NEW YORK (Reuters Health) – Very premature babies have fewer breathing problems when they’re born through vaginal delivery compared to cesarean section, a new study of more than 20,000 newborns suggests.
Based on those cases, researchers found that regardless of why a C-section was performed – whether because of pregnancy-related complications or the mother’s medical problems, for example – vaginal delivery tended to be safer.
“My suspicion is that the labor process, the contractions, that natural squeezing probably does something to clear out the lungs so that when babies are born they have a better breathing status,” said Dr. Erika Werner, who led the new study at Johns Hopkins School of Medicine in Baltimore.
“If a vaginal delivery is safe, it’s something that should be attempted,” she said.
The rate of C-sections in the United States has been rising for all pregnancies, leading some to worry about possible complications for mothers and babies. According to the U.S. Centers for Disease Control and Prevention, C-sections accounted for almost 1 in 3 births in 2010 – up from 1 in 5 in 1996.
There are certain circumstances – such as when a woman is bleeding or a baby has a drop in heart rate – when a C-section is required, Werner said.

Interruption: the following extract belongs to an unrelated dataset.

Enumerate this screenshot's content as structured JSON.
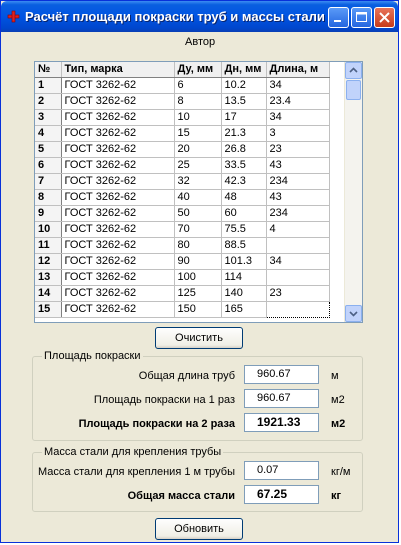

However, she said, there hasn’t been much data on whether C-section or vaginal delivery is the generally safer method for other premature babies, who are more fragile than full-term babies to begin with.
Her team’s data come from birth certificates and hospital discharge records for 20,231 babies born in New York between 1995 and 2003. All were born very early, between 24 and 34 weeks. Normal gestation is considered 37 to 42 weeks.
Just over two-thirds of the babies were born vaginally.
After taking into account a mother’s age, race and underlying medical conditions, Werner and her colleagues found that babies delivered via C-section were more likely to be born in respiratory distress. Just over 39 percent of them had breathing problems, compared to 26 percent of infants delivered vaginally.
More infants born via C-section also scored poorly on a test that measures overall health – including heart rate, reflexes and skin coloring – 5 minutes after birth, the researchers reported Wednesday in Obstetrics & Gynecology.
Between seven and eight preemie deliveries would have to be switched from C-sections to vaginal births to avoid one case of newborn respiratory distress, they calculated.
“In general, people have thought that vaginal delivery would be preferred if there was no other indication, but it’s been a question that some people have felt is still open for research,” Dr. Henry Lee, from Stanford University School of Medicine’s Division of Neonatal & Developmental Medicine, told Reuters Health.
It’s still unclear whether there are certain types of babies, or certain situations, in which C-sections might be helpful, added Lee, who wasn’t involved in the new research.
Werner said that because the researchers looked back at old records, they were not able to control for all differences between women who had C-sections and vaginal deliveries – a “huge limitation” of the study.
“I was struck by the fact that there does seem to be an increased risk of some things with C-section,” she told Reuters Health. However, “I don’t know if you can make a definitive statement that it is higher risk to have a C-section based on this study.”
But Lee agreed that the evidence points toward vaginal deliveries in many scenarios.
“When there is no clear maternal medical reason or indication for the baby’s health (to do a C-section), then the vaginal route would be the preferred route of delivery,” he said.
SOURCE: bit.ly/s3TyE Obstetrics & Gynecology, online May 8, 2013.